> relative seeks because it is difficult to map the concept of a "current
> position" between bytes and the text that it encodes, especially with
> variable-width encodings and other considerations. Furthermore, the
> value returned from TextIOWrapper.tell isn't just a file position but a
> "cookie" that contains other data necessary to restore the decoding
> mechanism to the same state. However, for the default encoding (utf-8),
> the current position is equivalent to that of the underlying bytes buffer.
>
> In Python 3, StringIO is implemented using an internal buffer of Unicode
> characters. There is no technical reason why it can't support relative
> seeks; I assume it does not for compatibility with the original Python
> TextIOWrapper implementation (which is present in 3.1's _pyio, but not
> in 3.0).
>
> Note that because of the different implementations, StringIO.tell() (and
> seek) behaves differently for the C and Python implementations:
>
> $ python3.1
> >>> import io, _pyio
> >>> s = io.StringIO('\u263A'); s.read(1), s.tell()
> ('☺', 1)
> >>> s = _pyio.StringIO('\u263A'); s.read(1), s.tell()
> ('☺', 3)

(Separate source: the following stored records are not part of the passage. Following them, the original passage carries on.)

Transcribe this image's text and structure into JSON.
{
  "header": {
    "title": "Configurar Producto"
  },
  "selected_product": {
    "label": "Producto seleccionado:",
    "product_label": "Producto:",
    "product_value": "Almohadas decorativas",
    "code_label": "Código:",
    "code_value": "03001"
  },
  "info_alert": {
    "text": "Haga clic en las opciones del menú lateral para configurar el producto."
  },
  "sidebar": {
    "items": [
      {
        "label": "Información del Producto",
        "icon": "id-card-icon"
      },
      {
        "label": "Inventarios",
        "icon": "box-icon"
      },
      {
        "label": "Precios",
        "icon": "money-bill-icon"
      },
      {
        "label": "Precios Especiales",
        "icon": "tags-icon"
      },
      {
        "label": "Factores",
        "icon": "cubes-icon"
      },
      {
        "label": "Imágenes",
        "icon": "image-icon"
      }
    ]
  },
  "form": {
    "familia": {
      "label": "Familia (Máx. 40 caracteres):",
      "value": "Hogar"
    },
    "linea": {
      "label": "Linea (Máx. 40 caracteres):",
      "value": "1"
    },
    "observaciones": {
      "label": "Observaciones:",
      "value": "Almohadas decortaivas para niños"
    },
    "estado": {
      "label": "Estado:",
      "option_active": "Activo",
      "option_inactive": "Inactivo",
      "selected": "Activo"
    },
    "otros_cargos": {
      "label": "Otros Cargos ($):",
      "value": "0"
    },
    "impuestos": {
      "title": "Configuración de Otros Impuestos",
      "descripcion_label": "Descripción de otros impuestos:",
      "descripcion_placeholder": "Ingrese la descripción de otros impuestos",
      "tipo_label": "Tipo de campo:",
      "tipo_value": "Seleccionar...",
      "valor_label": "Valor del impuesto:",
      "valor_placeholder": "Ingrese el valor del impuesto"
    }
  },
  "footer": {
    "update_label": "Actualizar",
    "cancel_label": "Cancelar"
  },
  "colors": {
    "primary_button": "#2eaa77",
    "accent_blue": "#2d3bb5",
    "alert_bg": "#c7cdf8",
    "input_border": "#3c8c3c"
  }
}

It seems to me that this discrepancy might be worth a tracker item.
I wonder why the second implementation is even there if not used.
Two different commiters?

> The end result seems to be that, for text streams (including StreamIO),
> you *should* treat the value returned by tell() as an opaque magic
> cookie, and *only* pass values to seek() that you have obtained from a
> previous tell() call. However, in practice, it appears that you *may*
> seek StringIO objects relatively by characters using s.seek(s.tell() +
> n), so long as you do not use the _pyio.StringIO implementation.

A tracker item could include a request that relative seek be restored if
possible.

tjr

--
http://mail.python.org/mailman/listinfo/python-list